It has been slow. If you average out my loss over time, I average about 5 pounds per month down. That is less than 1.5 pounds per week.
Slow. But that’s the wrong word, isn’t it?
What matters is that the weight, over time, has gone down. And since July 2010, it has gone down 100 pounds.
What matters more is that over all that time, I have had time to develop healthy patterns and habits. I started exercising in earnest in October 2011. By that time I had lost about 50 pounds. I started with a plan from a fitness specialist. It was a graduated walking plan that started me walking 3 minutes twice a day for three days a week, and one day a week I was supposed to walk 5 minutes. That plan was 12 weeks long, and believe it or not, in the beginning those 5-minute walks were actually a challenge. By the end of it, the 48 and 58 minute walks I was taking were no problem at all.
Then I started working with weights sometime in January 2012.
The first weights I used were a 2.5 lb set of dumbells, a 5 lb set of dumbells, and a 5 lb weighted ball. I mostly held the ball and moved around it, slowly. I was proud of doing lateral raises with 2.5 lb weights. By March of 2012, I was beyond the 5 lb weights and I had to order some adjustable weights so I could do more.
My fitness specialist kept giving me workouts, and I was supposed to do them 3 times per week.
Was my exercise habit perfect? No way. There were plenty of weeks where I missed one, two, or even all three workouts.
Was my diet perfect? Hardly. There were times where I got derailed by sweets, cheese, dip, cheese dip, booze…you name it.
But the key in everything, the one thing that made me reach such a cool milestone of 100 pounds lost…was to keep going, no matter what. Every day I got up and tried again. Every week I tried to get all of my workouts in and stay within my calories/points/exchanges. Every weigh in I tried to remind myself that the scale doesn’t tell the whole story. Every week I reminded myself of how far I have come with new and positive behaviors, attitudes, and beliefs.
And now, I have about another 100 pounds to go. I don’t feel flip or cavalier or like because I did it once it will be easy to do it twice. This is one of the hardest things I have ever done in my life – maybe even the hardest. It’s difficult to keep toiling and not get immediate positive feedback. It’s frustrating to know that I still have so far to go, frustrating to know that it might take another 2.5 years, heck, it might even take 3 or 4.
But I am still moving. I am still growing, still challenging myself. For instance, this past Monday, I started P90X. And I have been doing it. Doing better than I thought I would. Sure, I modify where I have to, I put the weights down when I have trouble with balance, and honestly, there are parts of me that are odd-shaped and large and inhibit certain movement paths. I still can’t do one full situp or one full pushup.
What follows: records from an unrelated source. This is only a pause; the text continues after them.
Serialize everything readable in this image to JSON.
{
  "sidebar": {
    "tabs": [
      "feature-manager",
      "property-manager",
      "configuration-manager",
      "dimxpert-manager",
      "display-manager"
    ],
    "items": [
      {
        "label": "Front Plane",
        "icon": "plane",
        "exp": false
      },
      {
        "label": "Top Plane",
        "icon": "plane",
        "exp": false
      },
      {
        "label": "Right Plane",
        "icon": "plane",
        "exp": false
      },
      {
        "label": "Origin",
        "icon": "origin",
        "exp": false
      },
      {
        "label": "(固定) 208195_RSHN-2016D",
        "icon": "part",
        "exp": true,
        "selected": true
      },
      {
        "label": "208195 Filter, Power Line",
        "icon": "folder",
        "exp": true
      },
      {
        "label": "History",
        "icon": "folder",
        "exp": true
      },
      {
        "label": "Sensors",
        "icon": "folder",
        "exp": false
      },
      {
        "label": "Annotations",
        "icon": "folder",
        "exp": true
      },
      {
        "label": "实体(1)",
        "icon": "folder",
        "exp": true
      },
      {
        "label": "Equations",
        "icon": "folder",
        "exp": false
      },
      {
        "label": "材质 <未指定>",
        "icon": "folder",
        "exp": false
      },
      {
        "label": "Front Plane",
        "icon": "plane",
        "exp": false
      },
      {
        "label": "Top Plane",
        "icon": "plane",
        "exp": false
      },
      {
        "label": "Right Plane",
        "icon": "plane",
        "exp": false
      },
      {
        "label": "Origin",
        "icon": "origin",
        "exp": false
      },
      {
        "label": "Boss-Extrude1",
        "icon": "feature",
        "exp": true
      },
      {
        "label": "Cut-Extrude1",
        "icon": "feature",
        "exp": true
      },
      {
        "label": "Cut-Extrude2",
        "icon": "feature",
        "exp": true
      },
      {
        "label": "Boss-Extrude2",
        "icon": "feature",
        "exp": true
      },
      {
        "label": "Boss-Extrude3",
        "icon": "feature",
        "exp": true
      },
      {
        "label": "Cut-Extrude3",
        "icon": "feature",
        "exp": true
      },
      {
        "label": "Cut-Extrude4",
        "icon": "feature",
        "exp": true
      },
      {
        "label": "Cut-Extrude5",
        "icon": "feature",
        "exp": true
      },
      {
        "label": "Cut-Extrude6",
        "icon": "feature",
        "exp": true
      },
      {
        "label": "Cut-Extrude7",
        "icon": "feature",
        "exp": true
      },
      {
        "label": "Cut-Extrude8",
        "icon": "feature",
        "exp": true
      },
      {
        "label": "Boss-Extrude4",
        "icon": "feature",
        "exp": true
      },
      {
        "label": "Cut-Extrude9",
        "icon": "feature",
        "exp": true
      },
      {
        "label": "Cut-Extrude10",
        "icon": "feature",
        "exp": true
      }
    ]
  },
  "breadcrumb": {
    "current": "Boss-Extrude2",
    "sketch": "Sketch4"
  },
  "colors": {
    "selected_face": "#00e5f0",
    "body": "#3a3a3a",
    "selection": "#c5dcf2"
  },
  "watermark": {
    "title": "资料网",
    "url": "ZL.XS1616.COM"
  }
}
And actually, after today’s workout, I am not completely confident that I will be able to pull up my pants tomorrow.
But I will keep going. Pants or no pants. OK, not really no pants. There must be pants.
I have a support system the likes of which I have never seen. I have friends who believe in me, who challenge me, who know exactly how much I weigh. I have a husband who loves me right where I am but cheers me on to the next big goal that I’m chasing. He, also, knows exactly how much I weigh. It’s just a number. It’s not almighty, it doesn’t control me or define me.
Hopefully it won’t be that number for too much longer, anyway.
And now, here goes nothing. It’s real. I will wake up tomorrow and it will still be real.